This student written piece of work is one of many that can be found in our University Degree Other Jurisdictions section.

Found what you're looking for?

  • Start learning 29% faster today
  • 150,000+ documents available
  • Just £6.99 a month

Not the one? Search for your essay title...
  • Join over 1.2 million students every month
  • Accelerate your learning by 29%
  • Unlimited access from just £6.99 per month

See related essaysSee related essays

Related University Degree Other Jurisdictions essays

  1. Narni Pty Ltd v National Australia Bank Limited. This paper examines the agreement ...

    rights to demand repayment should be exercised so as to not unduly prejudice the borrower's interests" (Paget's Law of Banking, 1996). This prejudice would be overcome if reasonable notice was given of any proposed termination. Finally, the court concluded that there was a term of arrangement between the Bank and

  2. Anticipatory Bail under CRPC. A critical study of the recent amendments and judicial interpretation ...

    a special case has to be made out for the exercise of grant of anticipatory bail. It further said that Section 438 is of an extraordinary character and must be exercised sparingly in exceptional cases and also that the petitioner must make out special case for the exercise of the power to grant anticipatory bail.

  1. Elucidate Doctrine of Res Judicata in the Light of Decided Cases

    for the purpose of granting injunction the issue directly and substantially arises in that suit between the parties. When the same is put in issue in a later suit based on title between the same parties or their privies in a subsequent suit, the decree in injunction suit equally operates as a res judicata."

  2. Introduction to American Law. 5 questions on the US legal system.

    The Freedom of Expression is guaranteed by the First Amendment. It provides the freedom of speech, freedom of the press, the right to assemble and the right to petition.

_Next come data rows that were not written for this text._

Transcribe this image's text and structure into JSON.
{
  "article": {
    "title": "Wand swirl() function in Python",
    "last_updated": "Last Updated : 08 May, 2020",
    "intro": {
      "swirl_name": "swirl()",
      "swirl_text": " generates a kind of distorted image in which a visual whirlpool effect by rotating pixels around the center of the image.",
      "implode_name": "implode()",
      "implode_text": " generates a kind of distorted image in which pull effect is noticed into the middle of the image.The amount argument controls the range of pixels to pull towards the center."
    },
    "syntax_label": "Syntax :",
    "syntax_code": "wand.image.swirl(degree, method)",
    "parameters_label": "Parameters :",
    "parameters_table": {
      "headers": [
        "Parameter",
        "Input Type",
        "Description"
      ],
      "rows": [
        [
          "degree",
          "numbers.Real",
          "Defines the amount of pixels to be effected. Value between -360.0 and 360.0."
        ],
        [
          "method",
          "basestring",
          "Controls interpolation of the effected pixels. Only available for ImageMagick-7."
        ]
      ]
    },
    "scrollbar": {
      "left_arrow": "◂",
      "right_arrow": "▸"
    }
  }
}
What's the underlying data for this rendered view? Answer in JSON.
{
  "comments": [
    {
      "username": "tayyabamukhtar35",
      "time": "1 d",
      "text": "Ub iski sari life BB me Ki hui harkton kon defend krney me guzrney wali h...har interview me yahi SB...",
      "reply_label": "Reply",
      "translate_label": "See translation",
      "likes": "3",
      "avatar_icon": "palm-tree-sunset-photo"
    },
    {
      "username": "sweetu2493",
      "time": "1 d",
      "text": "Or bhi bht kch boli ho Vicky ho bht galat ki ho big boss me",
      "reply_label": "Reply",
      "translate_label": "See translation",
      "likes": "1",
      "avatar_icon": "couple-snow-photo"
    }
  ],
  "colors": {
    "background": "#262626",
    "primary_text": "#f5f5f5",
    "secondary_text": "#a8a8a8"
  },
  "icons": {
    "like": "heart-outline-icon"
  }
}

On the basic of this principles it guarantees the power to give voice to discontents and has helped to define both,

  1. Hong Kong Constitutional Law - in order to combat cross-border crime in an effective ...

    19 Mark S. Gaylord, "Cross-border Crime and legal jurisdiction in post-colonial Hong Kong" (1999) 31 Crime, Law & Social Change 31, 41-42. 20 See note 3 above, at page 57. 21 Ibid. 22 See note 3 above, at page 47. 23 See note 19 above, at page 44.

  2. American Public Law Brief. RACHEAL ROBERTS, PLANTIFF v. BRIANAIR, INC - Whether the ...

    It is submitted that Ms Roberts' condition that resulted in her missing one shift is at par with the risk of other employees taking absences due to illness. Applying this logic, it is further submitted that the state-law and the reasonable accommodations which it proposes does not inhibit Brianair's ability to compete with other companies in the same industry.

  1. There are four elements to a crime, a law, an offender, a target or ...

    Next in the concept of design is territoriality. Territoriality involves an individual's perception of, and relationship with, the environment. A strong sense of territoriality encourages an individual to take control of his or her environment and defend it against attack. Architectural design can take account of this by establishing real or symbolic barriers, for example fencing, which should encourage territoriality.

  2. Unilateral Divorce in Muslim Law

    He may delegate the power, absolutely or conditionally, temporarily or permanently.[27] A permanent delegation of power is revocable, but a temporary delegation of power is not. The delegation must be distinctly in favour of the person to whom the power is delegated, and the purpose of delegation must be clearly stated.

  • Over 160,000 pieces
    of student written work
  • Annotated by
    experienced teachers
  • Ideas and feedback to
    improve your own work